3.2 With minimal help and prompting from the instructor, the learner will apply their knowledge of adding and parenting pages to create “Materials” and “Class Syllabus” Pages, and parent them to the “General Information” page.
4.0 Following steps and examples given by the instructor, the learner will successfully change the pre-existing Home category to News.
4.1 With minimal help and prompting from the instructor, the learner will apply their knowledge of editing categories to create a category called Class 1 Log and Class 2 Log.
4.0, 4.1 Using the techniques you’ve learned, add two new Categories, called “Class 1 Log” and “Class 2 Log.”
5.0 Following steps and examples given by the instructor, the learner will successfully edit the content of a pre-existing post, by changing the title to read Welcome Back!, and modifying the body content.
6.0 Following steps and examples given by the instructor, the learner will successfully create a new post, title it Read Chapter 1, add appropriate body content, and assign it to the Class 1 Log category.
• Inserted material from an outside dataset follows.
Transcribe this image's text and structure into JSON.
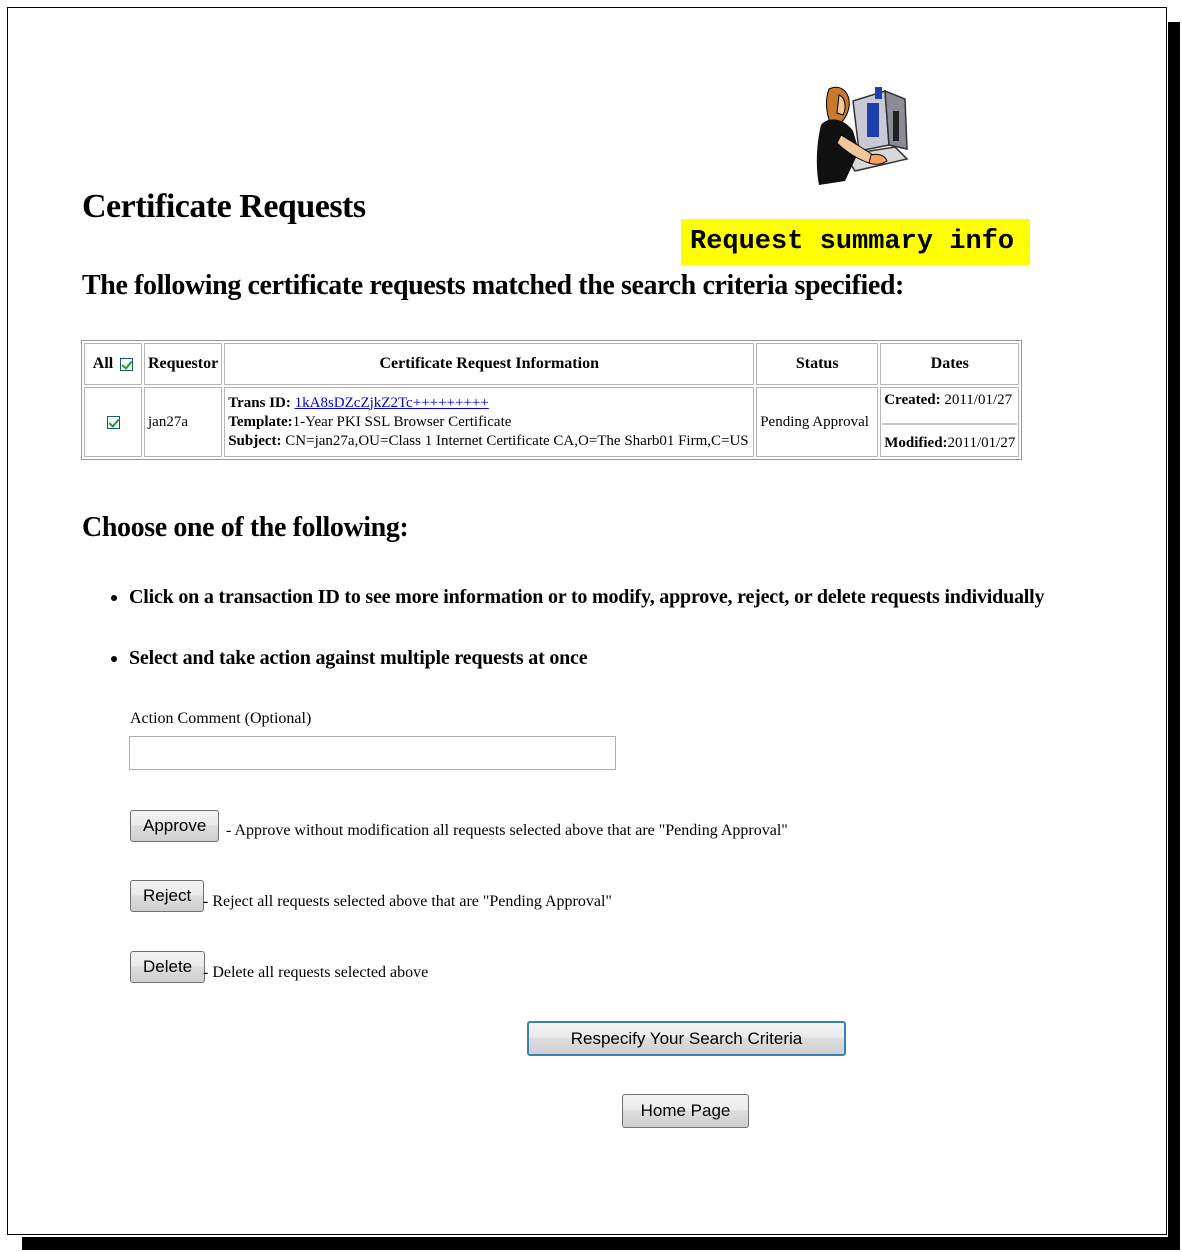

6.1 With minimal help and prompting from the instructor, the learner will apply their knowledge of creating and modifying posts to create a new post titled “Welcome to Class!,” add appropriate body content, and assign it to the Class 2 Log category.
5.0, 5.1, 6.0 Using techniques you’ve learned, add a post to the Class 2 category titled “Welcome to Class!” Add appropriate sample body text.
7.0 Following steps and examples given by the instructor, the learner will successfully configure a menu bar or his or her site, that displays links to the main sections.
7.0 Navigate to the Plugins page, and follow my instructions to configure the menu bar plugin to display the post categories and Pages we’ve created.
Because of the nature of the content of this course, all assessments
are alternative rather than formal. If the learner is following the instructions and using the software correctly, their sample site project will function properly. If not, their failure will have a direct effect on their project.
My instruction is pretty much "lather, rinse, repeat"—I'm not sure the learners I'm dealing with need (or even want) much more.
What do you think? Beyond the "summer camp craft" introduction of "here's what we're going to make today...," should I spend brain cycles trying to come up with creative hooks for each section to "gain attention"? Or is once at the beginning enough?
4.2 Make-it, take-it, break it?
Speaking of strategies, I had two possible directions to take when designing this course:
(1) Try to present a broad overview of the options and techniques, and then let the learners go to it, trying to create whatever they wanted, or—
(2) Limit the learners' choices, but provide a regulated, step-by-step framework that demonstrated the most common functions of the software.
I've chosen option 2, of course.
As an adult learner yourself, do you think I've made the best decision? Or would you find it frustrating to sit through such "follow along" instruction?
Current system: outdated style, difficult to update
RCHS TeacherNet: clean styles, easy to update
That's all I've got—thanks for watching!